Decode the Code

Decode the Code

We’re all in this together.

This was to be the second official iteration for the Code of Conduct (“the Code”) e-learning program. Unlike the previous version where you read a story in the scenarios and made a choice, in this one, a cartoon character will tell you their stories and ask you for advice. If you give the characters good advice, we move on. Give them a less than ideal advice and we’ll visit the content of the Code, to remind us of the organisation’s expectations and preferred behaviour. In a way, similar to the classic “choose your own adventure” stories.

Even though there aren’t winners or losers in this training package, for every choice you make, the game logic will still grant you points for both good and not so good decisions. The big reward would be the time you will save when collecting more good points. The ‘Code Ninja’ mode, added in the current version, is still present. The program lets you choose whether you want to see the entire content, or just face the scenario-based quiz questions. This option, in particular, triggered many positive feedbacks. There are thousands of employees that have been working in the organisation for years, some decades, and will know the Code by heart. I find it is only fair to respect their existing knowledge and build from there.

The teammates you encounter along the course. Each one will play a role in a story they tell you. You then decide what to make of it, whether it is okay or not, even if further action could or should be taken. 

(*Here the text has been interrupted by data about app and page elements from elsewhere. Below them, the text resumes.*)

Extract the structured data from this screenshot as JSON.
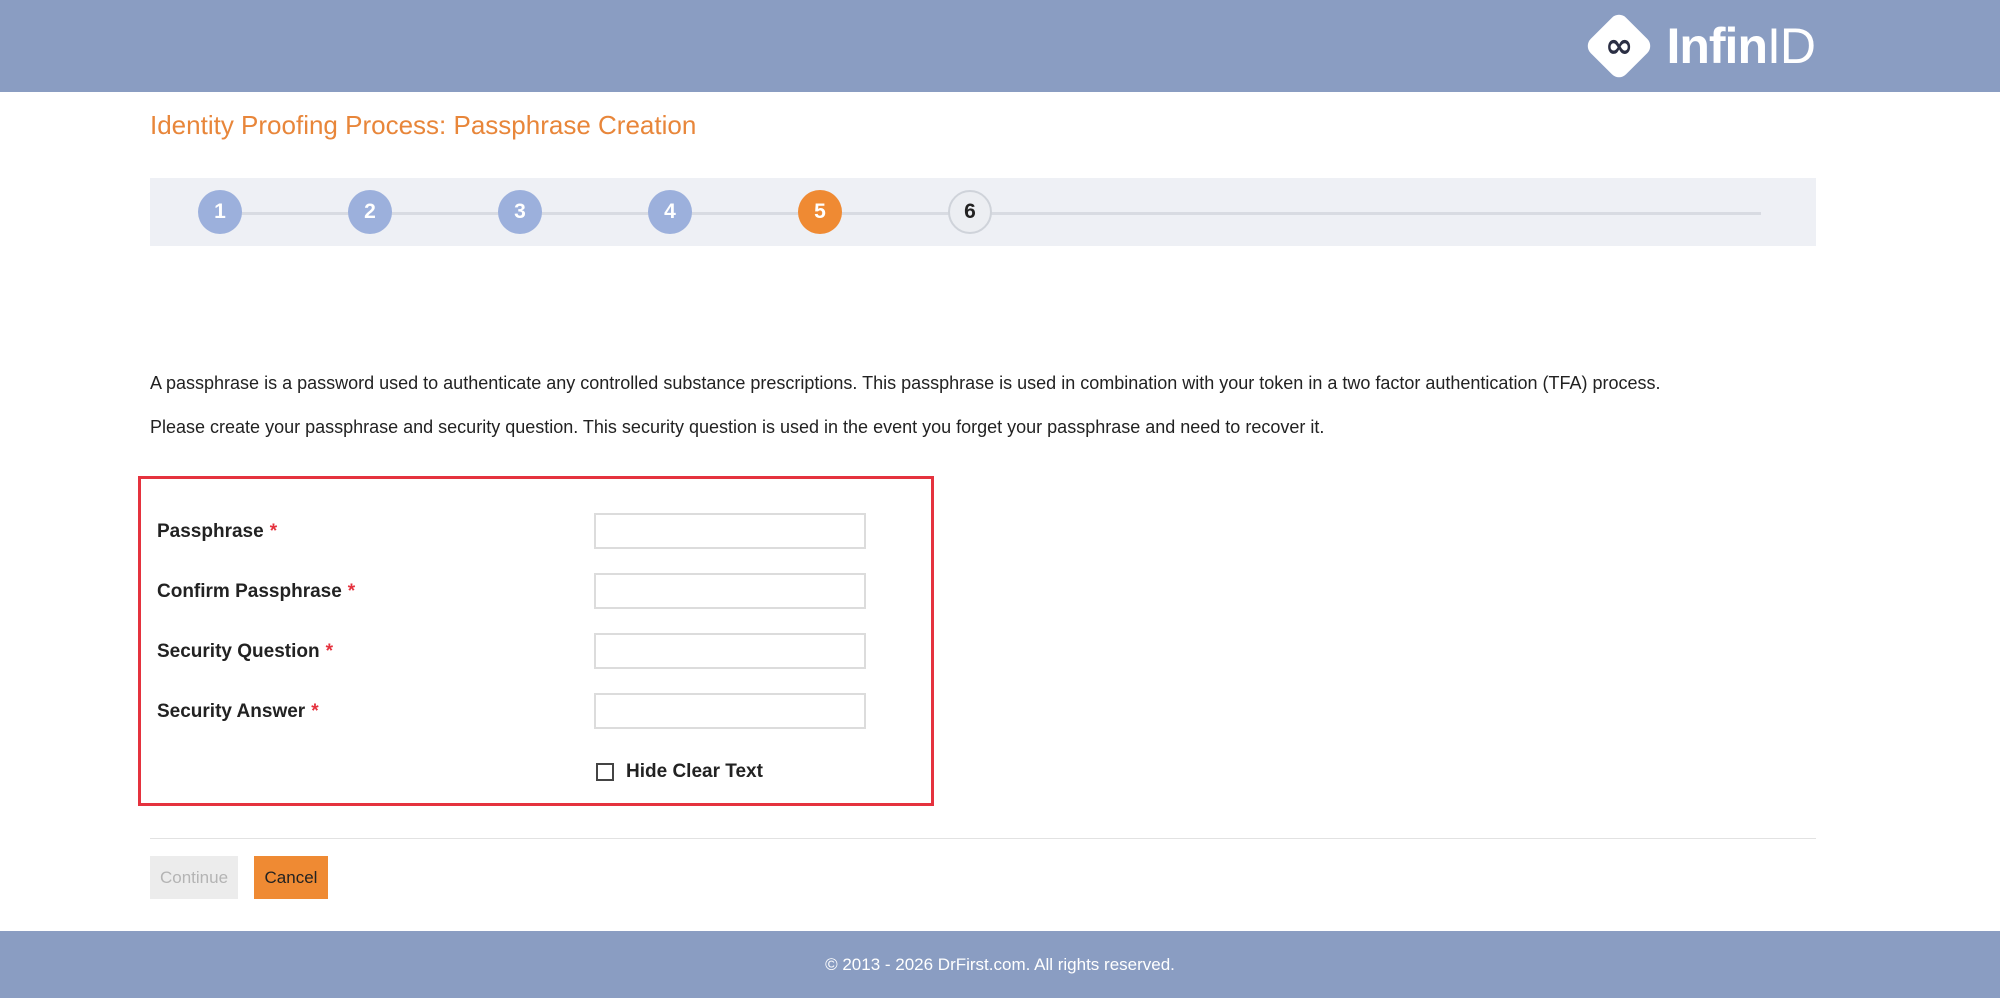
{
  "header": {
    "logo_icon": "infinity-icon",
    "logo_glyph": "∞",
    "logo_text_bold": "Infin",
    "logo_text_light": "ID",
    "bg_color": "#8a9dc2"
  },
  "page": {
    "title": "Identity Proofing Process: Passphrase Creation",
    "accent_color": "#e8863a"
  },
  "stepper": {
    "steps": [
      {
        "label": "1",
        "state": "completed"
      },
      {
        "label": "2",
        "state": "completed"
      },
      {
        "label": "3",
        "state": "completed"
      },
      {
        "label": "4",
        "state": "completed"
      },
      {
        "label": "5",
        "state": "active"
      },
      {
        "label": "6",
        "state": "pending"
      }
    ]
  },
  "intro": {
    "paragraph_1": "A passphrase is a password used to authenticate any controlled substance prescriptions. This passphrase is used in combination with your token in a two factor authentication (TFA) process.",
    "paragraph_2": "Please create your passphrase and security question. This security question is used in the event you forget your passphrase and need to recover it."
  },
  "form": {
    "required_marker": "*",
    "fields": [
      {
        "label": "Passphrase",
        "value": ""
      },
      {
        "label": "Confirm Passphrase",
        "value": ""
      },
      {
        "label": "Security Question",
        "value": ""
      },
      {
        "label": "Security Answer",
        "value": ""
      }
    ],
    "hide_clear_text_label": "Hide Clear Text",
    "hide_clear_text_checked": false
  },
  "actions": {
    "continue_label": "Continue",
    "continue_disabled": true,
    "cancel_label": "Cancel"
  },
  "footer": {
    "copyright": "© 2013 - 2026 DrFirst.com. All rights reserved."
  }
}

Issues that are seldom black and white.

With the characters telling you their story, you don’t have to go through large chunks of text to understand the scenario before making a decision. Plenty of research out there will indicate videos can increase engagement and characters can increase relatability. The scenarios deal mostly with grey areas, some where there isn’t 100% right or wrong answers. In this gamified experience, we go for better choices rather than absolutely correct ones.

The rationale behind it? I like to think that workplaces are, in general, complex. It is made of people, and people are complex (Cynefin anyone?). I understand it is more than just that, with governance and its policies, a management strategy that will not always match the environment needs, but that is beyond both my reach and the scope for this project. So, what then? After some reasoning, I managed to persuade the subject matter experts (SMEs) to blur the line between right and wrong answers on some of the scenarios, and I would score them accordingly. Each time you choose an option that is not the preferred one by the organisation, but it is not wrong either, an extra screen will let you know that, while we respect your choice, there are other ways to handle the issue; and perhaps further thoughts could be considered. 

The end of a saga

In the past few years, I’ve been lucky to be involved with some important learning programs, such as this Code of Conduct. That’s the rules of the house, what is acceptable and what’s not, it sets the expected behaviour for every single employee, internal, permanent, part-time and what have you. This version with the character animation would be my third and latest iteration.

Over the past two-ish years, there has been many conversations over the content and how it should be presented, adjustments, updates, fine-tuning etc. From concept to completion, every stakeholder involved was consulted, most even got to play the gamified version during production. Every single one of them provided a very positive view of the program, in a constant loop of feedbacks. All milestones approved with flying colours; all but the last, the final sign-off to publish the content. This one got stuck for a few months before a bomb lands on my desk; the project has been canceled. Once an executive decision is made, a descriptive process follows and the adoption is enforced top-down, with little to no latitude for interpretation – typical of a rational system, with complicated strategies. Efforts are appreciated, support is offered at team level; we vent a little – thanks for listening – shake it off and move on. Next?

I just completed the game and loved it! So nice to see something different. some comments from my perspective: I think the goal is clear as there are hidden messages throughout which links back to the Leadership Blueprint behaviours. It’s very easy to navigate (…), and the dashboard is a great idea, as it’s a constant reminder of where you’re at. So clever, well done you.

Penny M.

Senior Learning Designer, A/ Leadership Team leader, BCC